photo: Julia Quanrud

For half a year, Minnesota Campus Compact has been working with its members and community partners to expand healthcare access and increase health literacy in critical Minnesota communities through the College Health Corps program.  So far, the five members of the College Health Corps have recruited over 1,660 volunteers who served over 6,000 hours in order to provide health access and health education to over 3,800 underserved individuals.

Want to know more?

On Monday, we’ll start to take you on a three part visual tour that samples some of the work of the College Health Corps.  Stay tuned to learn more about the great work of College Health Corps and Minnesota Campus Compact.

Discovering Asset-Focused Approaches with the College Health Corps

By Julie Plaut

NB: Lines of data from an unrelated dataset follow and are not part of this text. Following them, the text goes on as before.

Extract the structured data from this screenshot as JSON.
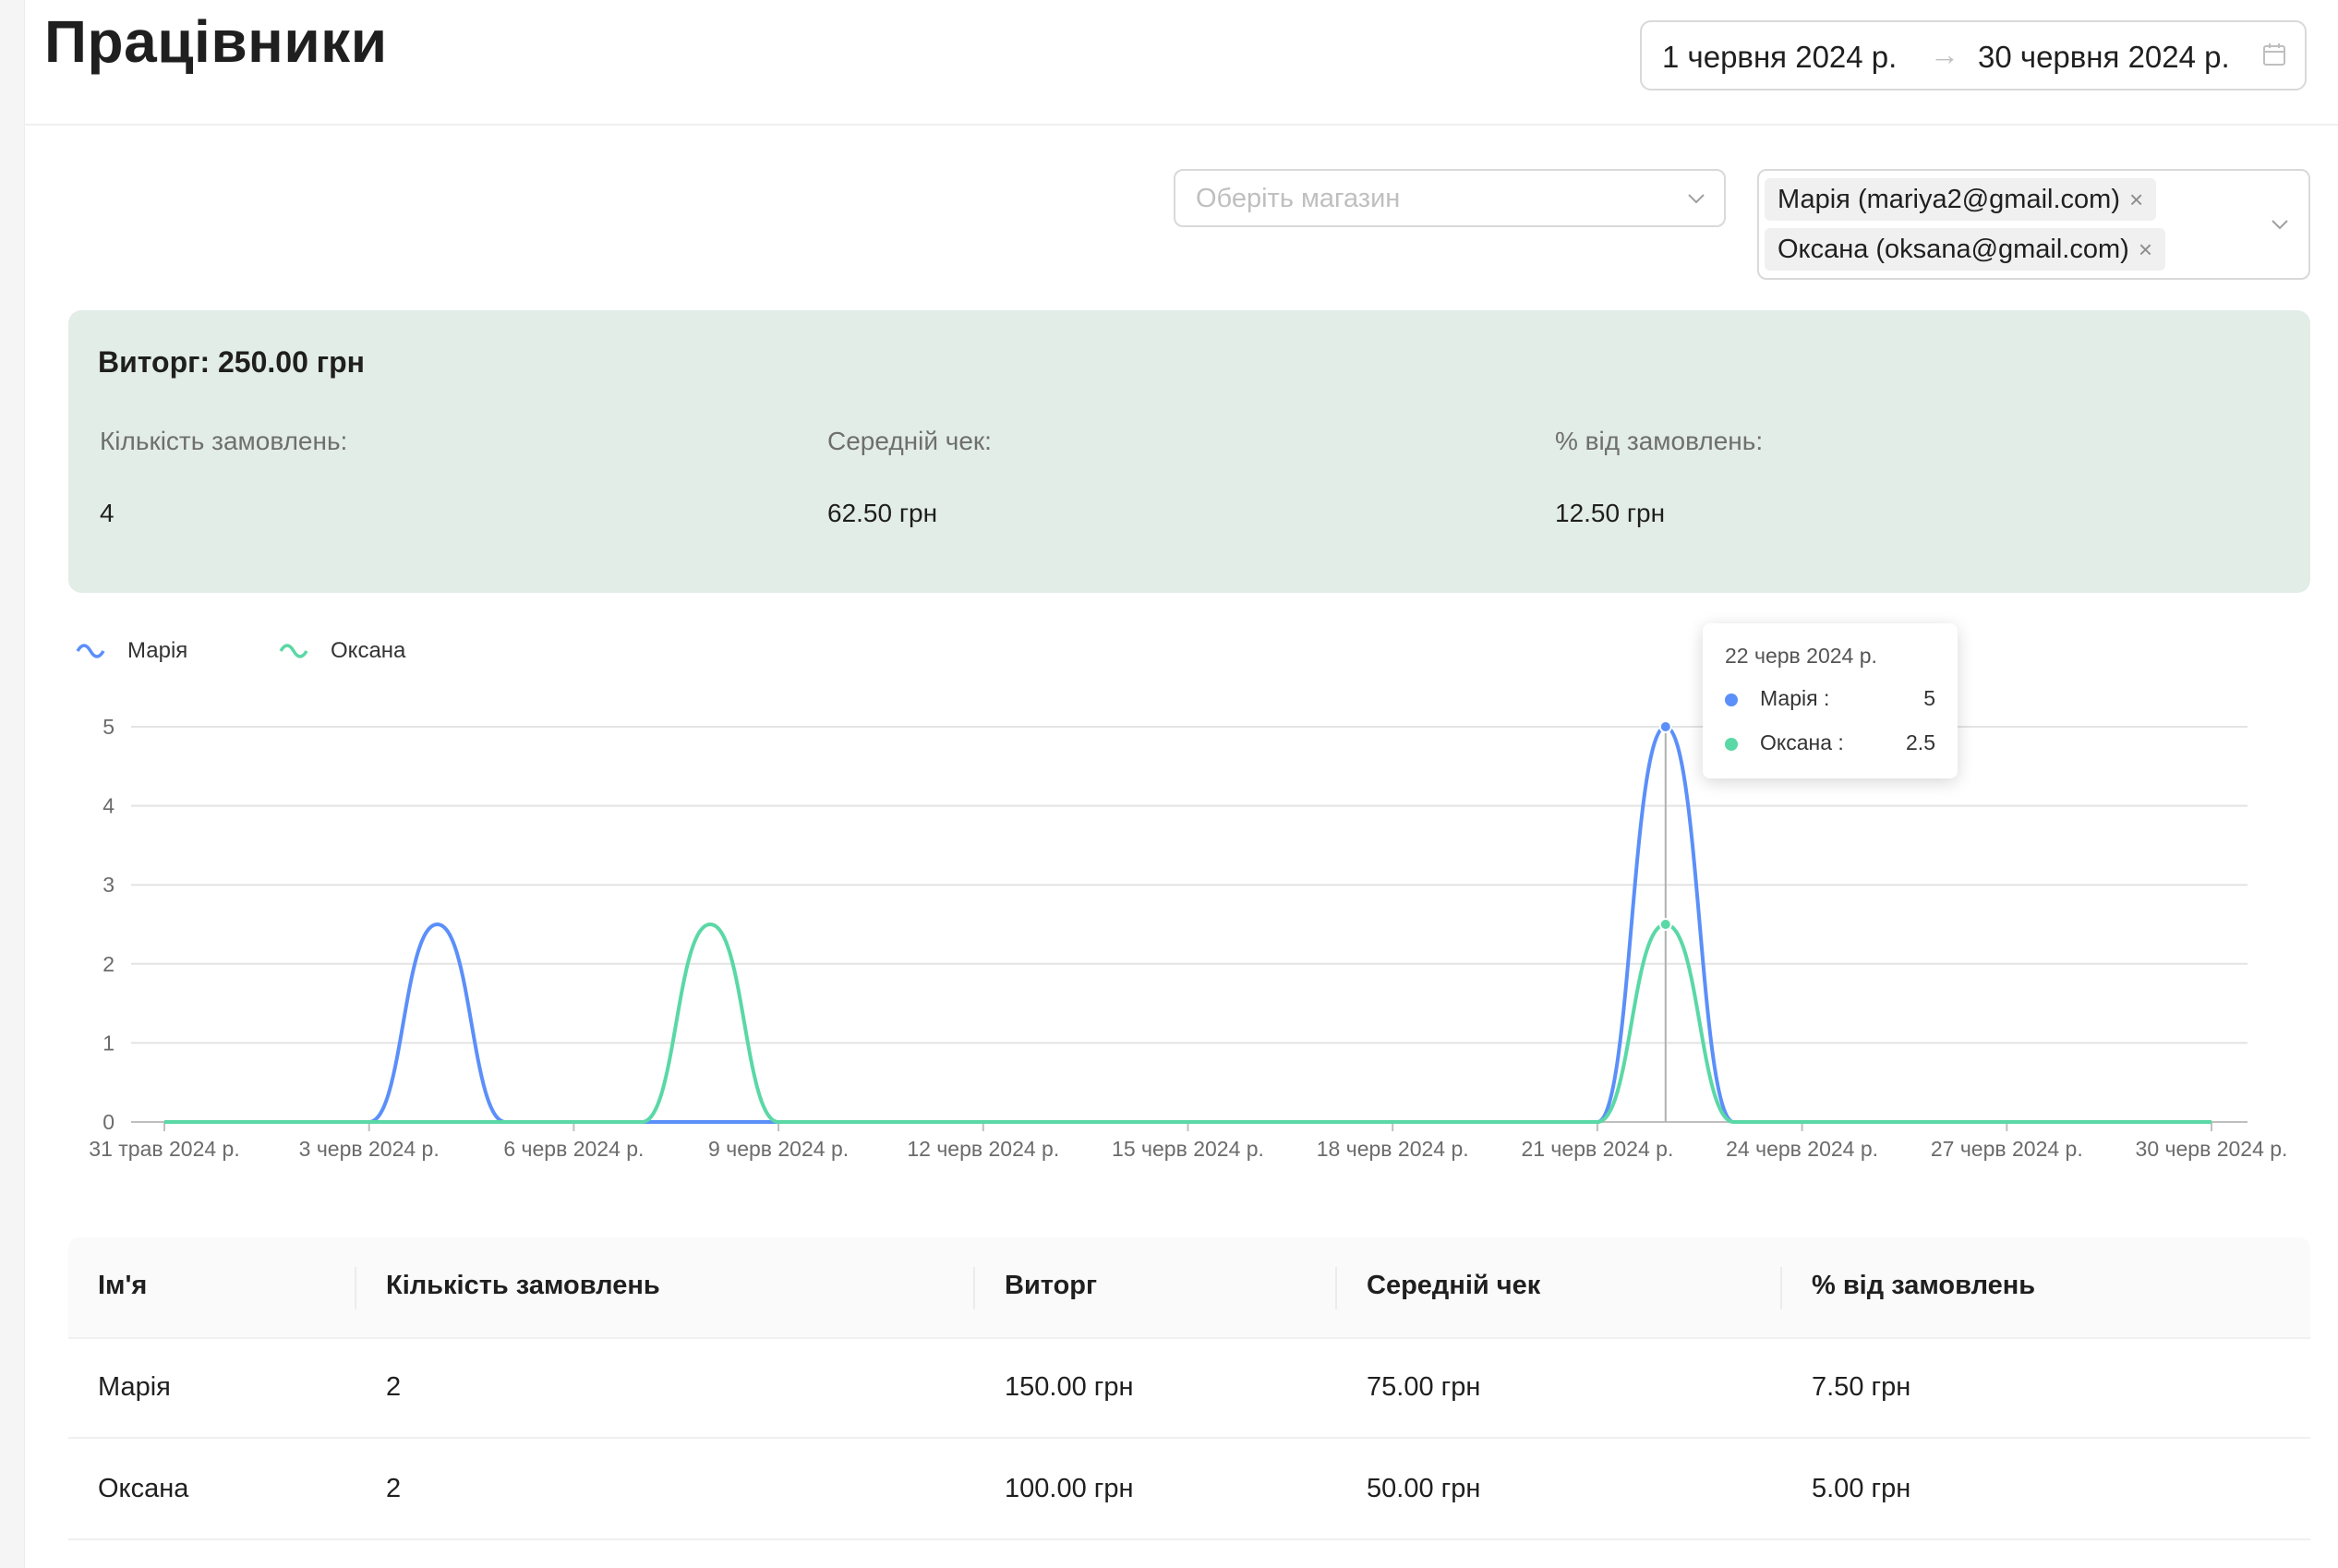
{
  "header": {
    "title": "Працівники",
    "date_range": {
      "start": "1 червня 2024 р.",
      "arrow": "→",
      "end": "30 червня 2024 р."
    }
  },
  "filters": {
    "store_placeholder": "Оберіть магазин",
    "employees": [
      {
        "label": "Марія  (mariya2@gmail.com)"
      },
      {
        "label": "Оксана  (oksana@gmail.com)"
      }
    ],
    "tag_close": "×"
  },
  "summary": {
    "title": "Виторг: 250.00 грн",
    "stats": [
      {
        "label": "Кількість замовлень:",
        "value": "4"
      },
      {
        "label": "Середній чек:",
        "value": "62.50 грн"
      },
      {
        "label": "% від замовлень:",
        "value": "12.50 грн"
      }
    ]
  },
  "colors": {
    "series_maria": "#5b8ff9",
    "series_oksana": "#5ad8a6",
    "summary_bg": "#e3ede7"
  },
  "chart_data": {
    "type": "line",
    "x_dates": [
      "2024-05-31",
      "2024-06-01",
      "2024-06-02",
      "2024-06-03",
      "2024-06-04",
      "2024-06-05",
      "2024-06-06",
      "2024-06-07",
      "2024-06-08",
      "2024-06-09",
      "2024-06-10",
      "2024-06-11",
      "2024-06-12",
      "2024-06-13",
      "2024-06-14",
      "2024-06-15",
      "2024-06-16",
      "2024-06-17",
      "2024-06-18",
      "2024-06-19",
      "2024-06-20",
      "2024-06-21",
      "2024-06-22",
      "2024-06-23",
      "2024-06-24",
      "2024-06-25",
      "2024-06-26",
      "2024-06-27",
      "2024-06-28",
      "2024-06-29",
      "2024-06-30"
    ],
    "x_ticks": [
      "31 трав 2024 р.",
      "3 черв 2024 р.",
      "6 черв 2024 р.",
      "9 черв 2024 р.",
      "12 черв 2024 р.",
      "15 черв 2024 р.",
      "18 черв 2024 р.",
      "21 черв 2024 р.",
      "24 черв 2024 р.",
      "27 черв 2024 р.",
      "30 черв 2024 р."
    ],
    "y_ticks": [
      "0",
      "1",
      "2",
      "3",
      "4",
      "5"
    ],
    "ylim": [
      0,
      5
    ],
    "series": [
      {
        "name": "Марія",
        "values": [
          0,
          0,
          0,
          0,
          2.5,
          0,
          0,
          0,
          0,
          0,
          0,
          0,
          0,
          0,
          0,
          0,
          0,
          0,
          0,
          0,
          0,
          0,
          5,
          0,
          0,
          0,
          0,
          0,
          0,
          0,
          0
        ]
      },
      {
        "name": "Оксана",
        "values": [
          0,
          0,
          0,
          0,
          0,
          0,
          0,
          0,
          2.5,
          0,
          0,
          0,
          0,
          0,
          0,
          0,
          0,
          0,
          0,
          0,
          0,
          0,
          2.5,
          0,
          0,
          0,
          0,
          0,
          0,
          0,
          0
        ]
      }
    ],
    "tooltip": {
      "date": "22 черв 2024 р.",
      "rows": [
        {
          "name": "Марія :",
          "value": "5"
        },
        {
          "name": "Оксана :",
          "value": "2.5"
        }
      ]
    },
    "grid": true,
    "legend": "top-left"
  },
  "table": {
    "columns": [
      "Ім'я",
      "Кількість замовлень",
      "Виторг",
      "Середній чек",
      "% від замовлень"
    ],
    "rows": [
      [
        "Марія",
        "2",
        "150.00 грн",
        "75.00 грн",
        "7.50 грн"
      ],
      [
        "Оксана",
        "2",
        "100.00 грн",
        "50.00 грн",
        "5.00 грн"
      ]
    ]
  }
}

Minnesota Campus Compact just held an orientation for the College Health Corps VISTAs yesterday, and the asset-mapping session was a powerful reminder of the importance of focusing on assets rather than deficits.  The individuals in the room brainstormed some of the assets they possess:  knowledge of health issues; experience with community organizing and youth development work; patience, empathy, hope; communication skills (listening, speaking, and writing); being culturally competent, tech savvy, multilingual, detail oriented, big picture thinkers.  Then we identified some of our deficits:  talking too fast or with an accent; holding stereotypes; being shy, bad at names, impatient, tactless, distracted, impulsive, tone deaf; having no sense of direction; speaking only one language; being unable to spell even in one’s native language.

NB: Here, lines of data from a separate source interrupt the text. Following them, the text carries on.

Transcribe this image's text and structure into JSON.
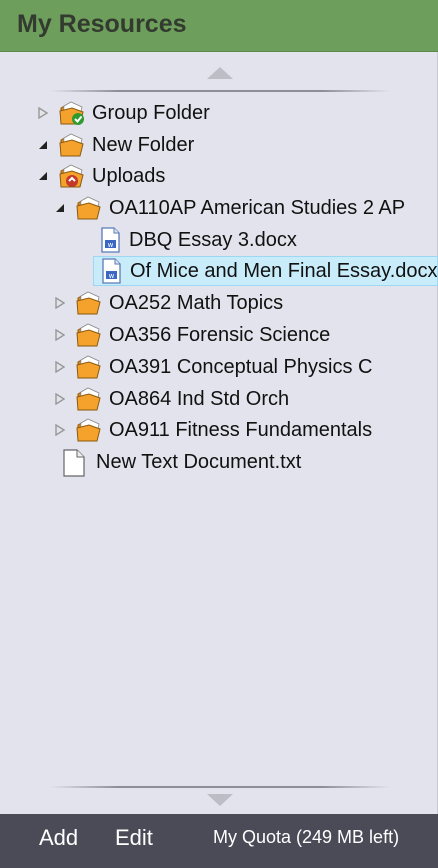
{
  "header": {
    "title": "My Resources"
  },
  "tree": {
    "group_folder": "Group Folder",
    "new_folder": "New Folder",
    "uploads": "Uploads",
    "oa110": "OA110AP American Studies 2 AP",
    "dbq": "DBQ Essay 3.docx",
    "mice": "Of Mice and Men Final Essay.docx",
    "oa252": "OA252 Math Topics",
    "oa356": "OA356 Forensic Science",
    "oa391": "OA391 Conceptual Physics C",
    "oa864": "OA864 Ind Std Orch",
    "oa911": "OA911 Fitness Fundamentals",
    "txt": "New Text Document.txt"
  },
  "footer": {
    "add_label": "Add",
    "edit_label": "Edit",
    "quota": "My Quota (249 MB left)"
  },
  "icons": {
    "group_folder": "shared-folder-icon",
    "folder": "folder-icon",
    "uploads_folder": "upload-folder-icon",
    "docx": "word-document-icon",
    "txt": "text-document-icon",
    "scroll_up": "scroll-up-arrow-icon",
    "scroll_down": "scroll-down-arrow-icon"
  },
  "colors": {
    "header_bg": "#6e9e5b",
    "panel_bg": "#e3e3ed",
    "selected_bg": "#c9ecfb",
    "footer_bg": "#4b4b58",
    "folder_orange": "#f4a22b"
  }
}
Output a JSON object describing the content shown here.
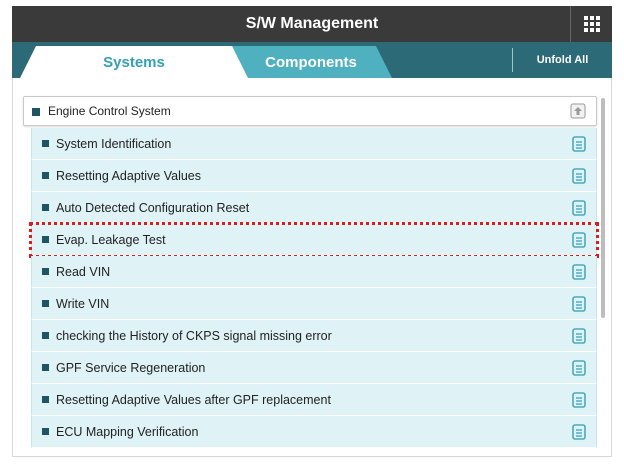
{
  "window": {
    "title": "S/W Management"
  },
  "tabs": [
    {
      "label": "Systems",
      "active": true
    },
    {
      "label": "Components",
      "active": false
    }
  ],
  "toolbar": {
    "unfold_all_label": "Unfold All"
  },
  "group": {
    "label": "Engine Control System"
  },
  "items": [
    {
      "label": "System Identification"
    },
    {
      "label": "Resetting Adaptive Values"
    },
    {
      "label": "Auto Detected Configuration Reset"
    },
    {
      "label": "Evap. Leakage Test"
    },
    {
      "label": "Read VIN"
    },
    {
      "label": "Write VIN"
    },
    {
      "label": "checking the History of  CKPS signal missing error"
    },
    {
      "label": "GPF Service Regeneration"
    },
    {
      "label": "Resetting Adaptive Values after GPF replacement"
    },
    {
      "label": "ECU Mapping Verification"
    }
  ],
  "icons": {
    "menu": "grid-menu-icon",
    "collapse": "collapse-up-icon",
    "item": "document-icon"
  },
  "colors": {
    "title_bar": "#3a3a3a",
    "tab_bar": "#2b6a76",
    "active_tab_text": "#35a0b4",
    "inactive_tab": "#4fb1c0",
    "item_bg": "#dff3f7",
    "highlight": "#e01b1b",
    "bullet": "#1f5563"
  }
}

A stranger walking into the room could legitimately focus on either list and treat us accordingly.  Both lists are true.  Yet the results created by focusing on one or the other would be extremely different.  When the VISTAs started considering their assets in greater depth and imagining how they might combine them to develop specific projects increasing health care access, they came up with all sorts of creative and promising ideas.  Some ideas drew on skills and connections seemingly unrelated to the issue.  Within ten minutes, for instance, building on one person’s passion for cooking, a group had sketched out a plan for healthy cooking classes that could be held in a local community center serving a low-income community, with leaders in healthcare from surrounding clinics and the State Health Department as volunteer instructors or sponsors, and with produce from a Community Supported Agriculture (CSA) farmer; benefits to the community might include healthier eating habits, greater awareness of available health care services and local foods, reduced waste, and expanded community relationships.

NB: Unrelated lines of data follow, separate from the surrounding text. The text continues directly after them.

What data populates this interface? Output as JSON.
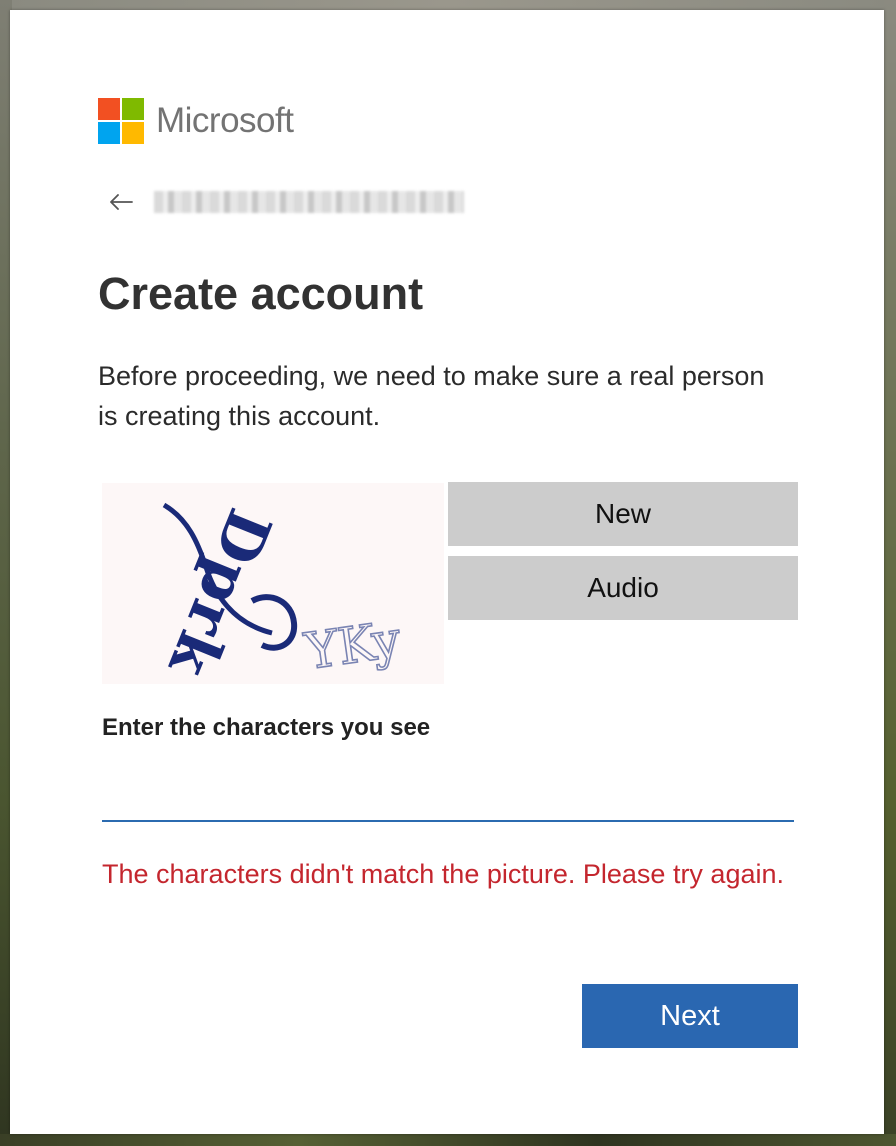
{
  "brand": {
    "name": "Microsoft",
    "colors": {
      "red": "#f25022",
      "green": "#7fba00",
      "blue": "#00a4ef",
      "yellow": "#ffb900"
    }
  },
  "identity": {
    "back_icon": "arrow-left-icon",
    "email_display": "blurred email address"
  },
  "page": {
    "title": "Create account",
    "description": "Before proceeding, we need to make sure a real person is creating this account."
  },
  "captcha": {
    "image_text": "Dprk YKy",
    "new_label": "New",
    "audio_label": "Audio",
    "input_label": "Enter the characters you see",
    "input_value": "",
    "error_message": "The characters didn't match the picture. Please try again."
  },
  "actions": {
    "next_label": "Next",
    "primary_color": "#2a67b1",
    "error_color": "#c4262e"
  }
}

Earlier this fall, in conversations with practitioners about Minnesota Campus Compact’s future priorities, “shifting power relationships” emerged as one of the principles that might guide our work.  While these practitioners wanted to see more shared power between higher education institutions and their community-based partners, they also sought a different interpersonal dynamic – one that encourages all people to claim their power and recognizes all people’s assets, including those of people who might traditionally be defined as “needy” or “clients” or “recipients of service.”  Research conducted by John McKnight and Jody Kretzmann supports the practitioners’ enthusiasm for this principle; a deliberate focus on discovering and mobilizing everyone’s assets is a vital common element in effective community change efforts.

The framework and exercises we used with the VISTAs draw on McKnight and Kretzmann’s Building Communities from the Inside Out, and Luther Snow’s The Power of Asset Mapping.  These books are valuable resources for anyone interested in asset-based community development — or simply effective civic work.  At the same time, not even the best texts in the world can substitute for actually thinking and talking about your gifts and others’, then mobilizing those gifts to address a common goal.